The layer function includes all the things needed for doing the book-keeping of the calculations for backpropagation. With very little extra code we have the ability to have arbitrary minibatch sizes and arbitrary activation functions. The activation function just needs and extra boolean parameter to determine whether we are evaluating the function or calculating the deivative. (*I’ll go in more detail in the next post about what a minibatch is when I cover stocastic gradient descent*). We can protype these activation functions on the fly, because R is a functional language. So in less than 50 lines of code we have already created the heart of a multilayer percepteron, with some generalizability. So what does this layer do? It takes input from the activations of the neurons in the previous layer as a vector, multiplies it with a matrix and element-wise applies the activation. In essance it is this:
$$
\sigma(\mathbf{W}\cdot \mathbf{x})
$$
where $\mathbf{W}$ is the weight matrix, $\mathbf{x}$ is the input and $\sigma$ is the activation function. The problem of deep learning is then to find good parameters for the weights $\mathbf{W}$ when these functions are composed.

## Next post

This ended up being a lot longer than I anticipated, but for the next post I aim at finishing the implementation for the MLP, going through backpropagation and simple training on mnist. For the last post the goal is to show how something like dropout can very easily be incorporated in this implementation and how we can disentangle a network using the magrittr package. Implementing other kinds of layers and different optimization strategies is also on the drawing board.
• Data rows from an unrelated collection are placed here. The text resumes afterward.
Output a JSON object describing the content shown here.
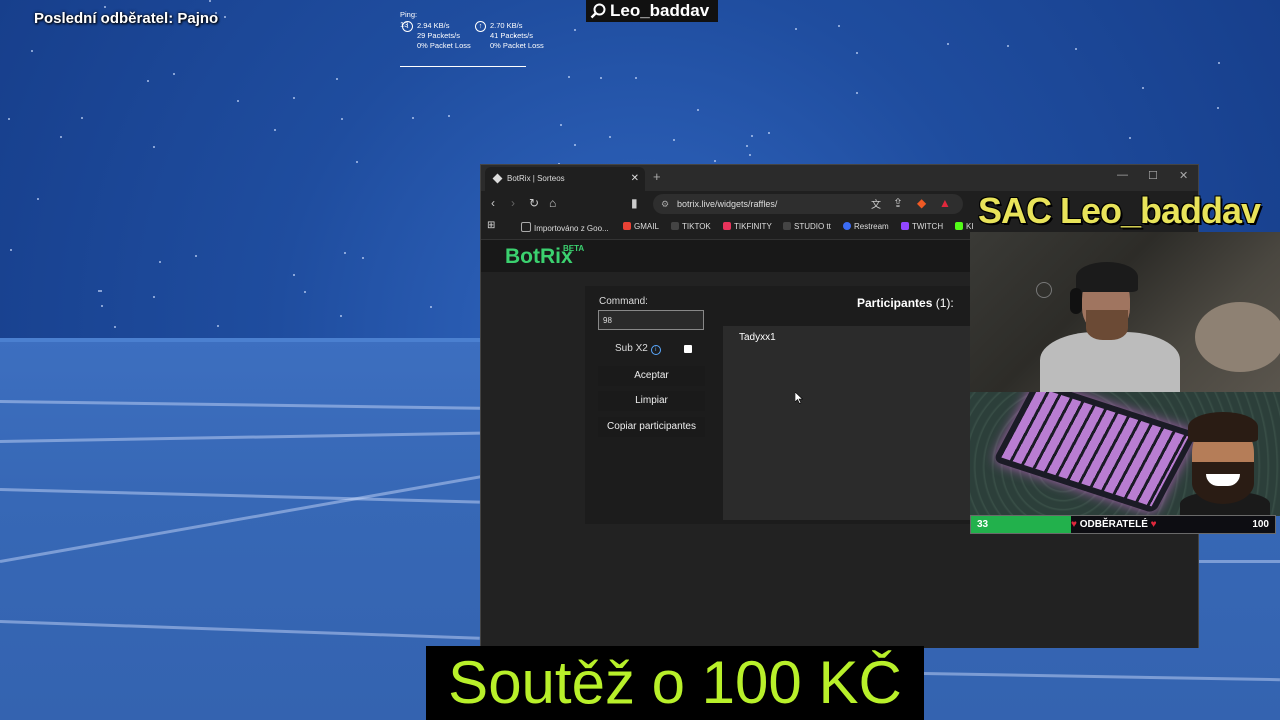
{
  "overlay": {
    "last_subscriber": "Poslední odběratel: Pajno",
    "channel_tag": "Leo_baddav",
    "caption": "Soutěž o 100 KČ",
    "cam_title": "SAC Leo_baddav"
  },
  "network": {
    "ping": "Ping: 13",
    "down_rate": "2.94 KB/s",
    "down_packets": "29 Packets/s",
    "down_loss": "0% Packet Loss",
    "up_rate": "2.70 KB/s",
    "up_packets": "41 Packets/s",
    "up_loss": "0% Packet Loss"
  },
  "browser": {
    "tab_title": "BotRix | Sorteos",
    "url": "botrix.live/widgets/raffles/",
    "bookmarks": [
      {
        "label": "Importováno z Goo...",
        "color": "#aaaaaa"
      },
      {
        "label": "GMAIL",
        "color": "#e94235"
      },
      {
        "label": "TIKTOK",
        "color": "#222222"
      },
      {
        "label": "TIKFINITY",
        "color": "#e8335b"
      },
      {
        "label": "STUDIO tt",
        "color": "#222222"
      },
      {
        "label": "Restream",
        "color": "#3b6cf5"
      },
      {
        "label": "TWITCH",
        "color": "#9146ff"
      },
      {
        "label": "KI",
        "color": "#53fc18"
      }
    ]
  },
  "botrix": {
    "logo": "BotRix",
    "beta": "BETA",
    "command_label": "Command:",
    "command_value": "98",
    "sub_x2_label": "Sub X2",
    "accept_button": "Aceptar",
    "clear_button": "Limpiar",
    "copy_button": "Copiar participantes",
    "participants_label": "Participantes",
    "participants_count": "(1):",
    "participants": [
      "Tadyxx1"
    ]
  },
  "subgoal": {
    "current": "33",
    "label": "ODBĚRATELÉ",
    "target": "100",
    "progress": 0.33,
    "bar_color": "#22b14c"
  }
}
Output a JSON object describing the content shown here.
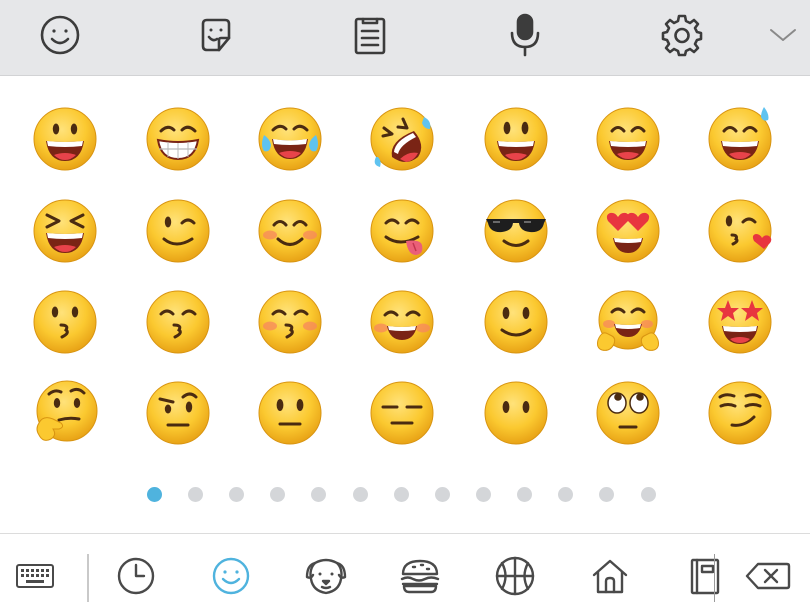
{
  "colors": {
    "toolbar_bg": "#e6e7e9",
    "icon": "#3c3c3c",
    "accent": "#4fb3de",
    "dot_inactive": "#d4d6d9",
    "emoji_face": "#f8c12e"
  },
  "top_toolbar": {
    "icons": [
      "smiley-icon",
      "sticker-icon",
      "clipboard-icon",
      "microphone-icon",
      "gear-icon",
      "chevron-down-icon"
    ]
  },
  "emoji_grid": {
    "rows": [
      [
        "grinning-face",
        "beaming-face",
        "face-with-tears-of-joy",
        "rolling-on-floor-laughing",
        "grinning-face-big-eyes",
        "grinning-face-smiling-eyes",
        "grinning-face-with-sweat"
      ],
      [
        "squinting-face",
        "winking-face",
        "smiling-face-smiling-eyes",
        "face-savoring-food",
        "smiling-face-with-sunglasses",
        "smiling-face-with-heart-eyes",
        "face-blowing-a-kiss"
      ],
      [
        "kissing-face",
        "kissing-face-smiling-eyes",
        "kissing-face-closed-eyes",
        "smiling-face",
        "slightly-smiling-face",
        "hugging-face",
        "star-struck"
      ],
      [
        "thinking-face",
        "face-with-raised-eyebrow",
        "neutral-face",
        "expressionless-face",
        "face-without-mouth",
        "face-with-rolling-eyes",
        "smirking-face"
      ]
    ]
  },
  "pagination": {
    "total_pages": 13,
    "current_page": 1
  },
  "bottom_toolbar": {
    "icons": [
      "keyboard-icon",
      "recent-clock-icon",
      "smileys-category-icon",
      "animals-dog-icon",
      "food-burger-icon",
      "activity-basketball-icon",
      "places-house-icon",
      "objects-notebook-icon",
      "backspace-icon"
    ],
    "active": "smileys-category-icon"
  }
}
If you like this post I would greatly appreciate a tweet, my twitter handle is @gumgumeo :)